Give the records again, word for word.

Dataset rows for apps and sites:
=== Section Start ===
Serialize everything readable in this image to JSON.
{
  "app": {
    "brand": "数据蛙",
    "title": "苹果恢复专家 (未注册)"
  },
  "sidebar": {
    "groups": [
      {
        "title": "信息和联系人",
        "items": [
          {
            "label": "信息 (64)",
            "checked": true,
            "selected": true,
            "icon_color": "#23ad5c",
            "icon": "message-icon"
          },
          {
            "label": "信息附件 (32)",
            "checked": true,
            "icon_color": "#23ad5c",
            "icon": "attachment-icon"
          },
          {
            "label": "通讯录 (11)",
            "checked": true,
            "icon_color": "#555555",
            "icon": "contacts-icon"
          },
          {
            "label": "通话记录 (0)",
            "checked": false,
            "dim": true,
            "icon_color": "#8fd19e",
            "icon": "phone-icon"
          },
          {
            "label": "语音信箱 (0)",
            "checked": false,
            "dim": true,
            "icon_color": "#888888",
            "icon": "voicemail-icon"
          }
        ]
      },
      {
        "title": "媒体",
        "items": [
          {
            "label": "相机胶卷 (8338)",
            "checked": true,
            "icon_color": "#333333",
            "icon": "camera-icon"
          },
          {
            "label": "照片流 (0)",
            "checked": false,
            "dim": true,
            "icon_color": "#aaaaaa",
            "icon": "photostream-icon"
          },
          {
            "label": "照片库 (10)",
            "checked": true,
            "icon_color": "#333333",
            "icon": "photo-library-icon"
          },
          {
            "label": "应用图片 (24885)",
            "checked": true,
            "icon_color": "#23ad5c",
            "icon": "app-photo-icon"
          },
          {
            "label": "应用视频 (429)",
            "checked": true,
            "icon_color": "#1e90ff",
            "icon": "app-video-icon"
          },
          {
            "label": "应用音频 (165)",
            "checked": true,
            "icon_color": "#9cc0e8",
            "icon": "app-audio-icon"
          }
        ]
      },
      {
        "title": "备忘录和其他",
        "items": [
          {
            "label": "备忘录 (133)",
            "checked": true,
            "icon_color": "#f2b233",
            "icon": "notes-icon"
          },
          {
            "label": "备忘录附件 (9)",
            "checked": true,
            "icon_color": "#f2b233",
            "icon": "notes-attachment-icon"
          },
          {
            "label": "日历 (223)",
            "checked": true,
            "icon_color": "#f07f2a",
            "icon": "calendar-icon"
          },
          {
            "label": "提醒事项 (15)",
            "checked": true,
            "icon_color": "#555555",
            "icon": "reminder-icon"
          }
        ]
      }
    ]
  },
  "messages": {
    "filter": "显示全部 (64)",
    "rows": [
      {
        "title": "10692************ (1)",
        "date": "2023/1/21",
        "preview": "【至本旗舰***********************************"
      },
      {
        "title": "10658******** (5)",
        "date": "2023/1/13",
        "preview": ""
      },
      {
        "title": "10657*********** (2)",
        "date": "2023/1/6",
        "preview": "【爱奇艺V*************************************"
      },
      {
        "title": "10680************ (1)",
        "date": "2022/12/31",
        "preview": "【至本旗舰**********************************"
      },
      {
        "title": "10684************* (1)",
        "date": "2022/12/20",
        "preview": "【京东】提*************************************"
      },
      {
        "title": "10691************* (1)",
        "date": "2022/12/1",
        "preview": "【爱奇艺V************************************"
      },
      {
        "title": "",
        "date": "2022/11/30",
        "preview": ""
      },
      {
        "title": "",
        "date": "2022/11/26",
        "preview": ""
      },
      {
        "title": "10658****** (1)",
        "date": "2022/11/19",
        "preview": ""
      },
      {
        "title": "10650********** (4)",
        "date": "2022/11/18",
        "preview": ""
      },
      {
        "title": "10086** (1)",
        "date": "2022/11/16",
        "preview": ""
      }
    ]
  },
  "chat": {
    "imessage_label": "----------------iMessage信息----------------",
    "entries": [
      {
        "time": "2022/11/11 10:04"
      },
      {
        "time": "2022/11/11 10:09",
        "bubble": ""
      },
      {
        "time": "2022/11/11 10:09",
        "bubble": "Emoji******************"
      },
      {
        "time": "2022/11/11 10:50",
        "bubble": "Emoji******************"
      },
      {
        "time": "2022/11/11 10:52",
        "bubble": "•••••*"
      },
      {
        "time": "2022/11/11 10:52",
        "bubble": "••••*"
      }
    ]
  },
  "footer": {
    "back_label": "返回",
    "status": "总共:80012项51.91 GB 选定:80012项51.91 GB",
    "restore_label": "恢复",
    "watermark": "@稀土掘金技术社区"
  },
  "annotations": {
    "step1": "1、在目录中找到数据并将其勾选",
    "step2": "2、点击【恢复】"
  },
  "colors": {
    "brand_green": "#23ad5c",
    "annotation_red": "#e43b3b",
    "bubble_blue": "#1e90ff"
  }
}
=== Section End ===
Task output:
Serialize everything readable in this image to JSON.
{
  "app": {
    "brand": "数据蛙",
    "title": "苹果恢复专家 (未注册)"
  },
  "sidebar": {
    "groups": [
      {
        "title": "信息和联系人",
        "items": [
          {
            "label": "信息 (64)",
            "checked": true,
            "selected": true,
            "icon_color": "#23ad5c",
            "icon": "message-icon"
          },
          {
            "label": "信息附件 (32)",
            "checked": true,
            "icon_color": "#23ad5c",
            "icon": "attachment-icon"
          },
          {
            "label": "通讯录 (11)",
            "checked": true,
            "icon_color": "#555555",
            "icon": "contacts-icon"
          },
          {
            "label": "通话记录 (0)",
            "checked": false,
            "dim": true,
            "icon_color": "#8fd19e",
            "icon": "phone-icon"
          },
          {
            "label": "语音信箱 (0)",
            "checked": false,
            "dim": true,
            "icon_color": "#888888",
            "icon": "voicemail-icon"
          }
        ]
      },
      {
        "title": "媒体",
        "items": [
          {
            "label": "相机胶卷 (8338)",
            "checked": true,
            "icon_color": "#333333",
            "icon": "camera-icon"
          },
          {
            "label": "照片流 (0)",
            "checked": false,
            "dim": true,
            "icon_color": "#aaaaaa",
            "icon": "photostream-icon"
          },
          {
            "label": "照片库 (10)",
            "checked": true,
            "icon_color": "#333333",
            "icon": "photo-library-icon"
          },
          {
            "label": "应用图片 (24885)",
            "checked": true,
            "icon_color": "#23ad5c",
            "icon": "app-photo-icon"
          },
          {
            "label": "应用视频 (429)",
            "checked": true,
            "icon_color": "#1e90ff",
            "icon": "app-video-icon"
          },
          {
            "label": "应用音频 (165)",
            "checked": true,
            "icon_color": "#9cc0e8",
            "icon": "app-audio-icon"
          }
        ]
      },
      {
        "title": "备忘录和其他",
        "items": [
          {
            "label": "备忘录 (133)",
            "checked": true,
            "icon_color": "#f2b233",
            "icon": "notes-icon"
          },
          {
            "label": "备忘录附件 (9)",
            "checked": true,
            "icon_color": "#f2b233",
            "icon": "notes-attachment-icon"
          },
          {
            "label": "日历 (223)",
            "checked": true,
            "icon_color": "#f07f2a",
            "icon": "calendar-icon"
          },
          {
            "label": "提醒事项 (15)",
            "checked": true,
            "icon_color": "#555555",
            "icon": "reminder-icon"
          }
        ]
      }
    ]
  },
  "messages": {
    "filter": "显示全部 (64)",
    "rows": [
      {
        "title": "10692************ (1)",
        "date": "2023/1/21",
        "preview": "【至本旗舰***********************************"
      },
      {
        "title": "10658******** (5)",
        "date": "2023/1/13",
        "preview": ""
      },
      {
        "title": "10657*********** (2)",
        "date": "2023/1/6",
        "preview": "【爱奇艺V*************************************"
      },
      {
        "title": "10680************ (1)",
        "date": "2022/12/31",
        "preview": "【至本旗舰**********************************"
      },
      {
        "title": "10684************* (1)",
        "date": "2022/12/20",
        "preview": "【京东】提*************************************"
      },
      {
        "title": "10691************* (1)",
        "date": "2022/12/1",
        "preview": "【爱奇艺V************************************"
      },
      {
        "title": "",
        "date": "2022/11/30",
        "preview": ""
      },
      {
        "title": "",
        "date": "2022/11/26",
        "preview": ""
      },
      {
        "title": "10658****** (1)",
        "date": "2022/11/19",
        "preview": ""
      },
      {
        "title": "10650********** (4)",
        "date": "2022/11/18",
        "preview": ""
      },
      {
        "title": "10086** (1)",
        "date": "2022/11/16",
        "preview": ""
      }
    ]
  },
  "chat": {
    "imessage_label": "----------------iMessage信息----------------",
    "entries": [
      {
        "time": "2022/11/11 10:04"
      },
      {
        "time": "2022/11/11 10:09",
        "bubble": ""
      },
      {
        "time": "2022/11/11 10:09",
        "bubble": "Emoji******************"
      },
      {
        "time": "2022/11/11 10:50",
        "bubble": "Emoji******************"
      },
      {
        "time": "2022/11/11 10:52",
        "bubble": "•••••*"
      },
      {
        "time": "2022/11/11 10:52",
        "bubble": "••••*"
      }
    ]
  },
  "footer": {
    "back_label": "返回",
    "status": "总共:80012项51.91 GB 选定:80012项51.91 GB",
    "restore_label": "恢复",
    "watermark": "@稀土掘金技术社区"
  },
  "annotations": {
    "step1": "1、在目录中找到数据并将其勾选",
    "step2": "2、点击【恢复】"
  },
  "colors": {
    "brand_green": "#23ad5c",
    "annotation_red": "#e43b3b",
    "bubble_blue": "#1e90ff"
  }
}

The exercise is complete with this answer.